Research Article, J Food Nutr Disord Vol: 6 Issue: 4
Using an Infant Child Feeding Index to Assess Nutritional Status in Children under 5 Years Living in Rural Area, Ferlo, Senegal
*Corresponding Author : Ndeye Mareme Sougou
Department of Public Health, Institut de Santé et Development (ISED). University of Cheikh Anta Diop, Dakar, Senegal
Tel: 00221 77 542 31 52
Received: July 20, 2017 Accepted: August 03, 2017 Published: August 08, 2017
Citation: Sougou NM, Sougou AS, Diouf JB, Faye A, Boetch G, et al. (2017) Using an Infant Child Feeding Index to assess Nutritional Status in Children under 5 Years Living in Rural Area, Ferlo, Senegal. J Food Nutr Disord 6:4. doi: 10.4172/2324-9323.1000232
Introduction: The complementary diet of young children breastfed constitutes one of the main determinants of their health in the developing world. The use of composite dietary indicators has long been used and described in the literature. In a context of food insecurity, these indicators could be used to improve the nutritional status of children. The main of this study is to study the use of a composite index of food, the Infant Child Feeding index (ICFI) comparing it with the food practices and modalities of anthropometric growth in children living in semi-arid Sahel rural country part in Senegal. Materials and methods: We made a transversal study with analytical aim in May 2017 in Widou Thiengholi. The sampling was carried out according to the Schwartz formula with the basis of calculation the malnutrition rate in Linguère (12.3% according to SMART 2012). Thus, 170 children were included in the study. Data analysis was done using R studio version 3.1.3. The anthropometric indicators were analysed using the WHO anthro software. ICFI was calculated using the following components: (1) breastfeeding, (2) dietary diversity, (3) consumption Foods rich in certain micronutrients and (4) frequency of meals. ICFI was compared with food practices and anthropometric indicators.
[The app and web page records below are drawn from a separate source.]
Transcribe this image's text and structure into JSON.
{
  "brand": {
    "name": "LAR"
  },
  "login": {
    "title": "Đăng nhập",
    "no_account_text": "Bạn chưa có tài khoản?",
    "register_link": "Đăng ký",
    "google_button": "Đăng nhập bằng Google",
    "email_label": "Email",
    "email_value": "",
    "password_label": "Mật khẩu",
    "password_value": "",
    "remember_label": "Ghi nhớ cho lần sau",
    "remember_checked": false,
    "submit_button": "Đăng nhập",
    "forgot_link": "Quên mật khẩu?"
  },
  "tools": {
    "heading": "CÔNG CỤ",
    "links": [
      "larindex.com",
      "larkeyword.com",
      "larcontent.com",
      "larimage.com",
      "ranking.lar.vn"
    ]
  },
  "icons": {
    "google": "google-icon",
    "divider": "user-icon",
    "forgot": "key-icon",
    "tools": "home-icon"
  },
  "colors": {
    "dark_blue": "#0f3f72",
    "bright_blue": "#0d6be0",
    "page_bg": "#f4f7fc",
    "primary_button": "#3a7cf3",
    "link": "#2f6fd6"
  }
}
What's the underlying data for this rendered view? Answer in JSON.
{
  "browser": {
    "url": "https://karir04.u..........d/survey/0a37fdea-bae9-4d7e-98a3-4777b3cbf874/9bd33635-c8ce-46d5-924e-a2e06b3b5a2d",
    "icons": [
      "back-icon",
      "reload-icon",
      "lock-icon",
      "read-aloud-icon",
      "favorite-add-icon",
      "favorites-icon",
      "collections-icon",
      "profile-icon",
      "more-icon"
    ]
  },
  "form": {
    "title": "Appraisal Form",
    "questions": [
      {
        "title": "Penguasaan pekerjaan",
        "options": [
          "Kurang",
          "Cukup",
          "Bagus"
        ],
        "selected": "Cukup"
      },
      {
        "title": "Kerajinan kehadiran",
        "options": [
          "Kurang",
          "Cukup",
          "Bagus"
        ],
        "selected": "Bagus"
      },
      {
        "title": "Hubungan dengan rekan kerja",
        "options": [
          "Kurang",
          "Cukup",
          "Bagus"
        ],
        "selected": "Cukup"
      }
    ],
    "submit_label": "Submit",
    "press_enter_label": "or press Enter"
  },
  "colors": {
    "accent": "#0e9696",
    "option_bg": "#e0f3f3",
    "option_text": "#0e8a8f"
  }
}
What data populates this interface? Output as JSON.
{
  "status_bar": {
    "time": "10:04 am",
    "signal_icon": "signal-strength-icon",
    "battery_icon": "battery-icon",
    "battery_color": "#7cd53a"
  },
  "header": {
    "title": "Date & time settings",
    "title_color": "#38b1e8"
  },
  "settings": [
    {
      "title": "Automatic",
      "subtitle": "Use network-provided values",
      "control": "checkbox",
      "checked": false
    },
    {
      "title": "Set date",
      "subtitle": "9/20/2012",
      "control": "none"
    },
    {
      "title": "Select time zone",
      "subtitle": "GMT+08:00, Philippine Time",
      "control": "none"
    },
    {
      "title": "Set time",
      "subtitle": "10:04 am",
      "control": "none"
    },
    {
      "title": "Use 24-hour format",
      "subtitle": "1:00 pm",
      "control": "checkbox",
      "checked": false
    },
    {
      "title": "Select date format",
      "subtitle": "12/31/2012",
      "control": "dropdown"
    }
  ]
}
Results: The prevalence of malnutrition, taking into account anthropometric indicators compared to international standards (WHO), is for acute malnutrition (Weight-for-Lenght) of 10%, for wasting (Weight-for-Age) 15.9%, for stunting (Length-for- Age) 15.3%. Regarding breastfeeding, 37% of the children had a delay in breastfeeding. The ICFI score mean in our study was 4.31 ± 1.15. Ninety-two percent (92.9%) of children had a low ICFI. A Low ICFI reflects dietary diversity of children aged 9-11 months (OR=55.71 [9.16-339.16]) and children aged 24-59 months (0.1 [0.02-0.39]). Some socio-economic determinants as (number of people living in the household is more than 15) was linked with low ICFI (4.58 [1.31-15.95]).ICFI was associated with underweight (WLZ) p=0.03.The specificity (ability for ICFI to recognize normal children were range from 31.2% to 71.2. However sensibility of ICFI is highest for WLZ, specificity is highest for WAZ. The findings of this study show that ICFI is better to predict children suffering of acute malnutrition i.e. underweight (WLZ) with a sensibility of 91.7%. Conclusion: This study shows that ICFI can address the issues of for child feeding practices in African rural area. The ICFI in food insecure area can be a good tool for predict acute malnutrition in a context of fighting against malnutrition.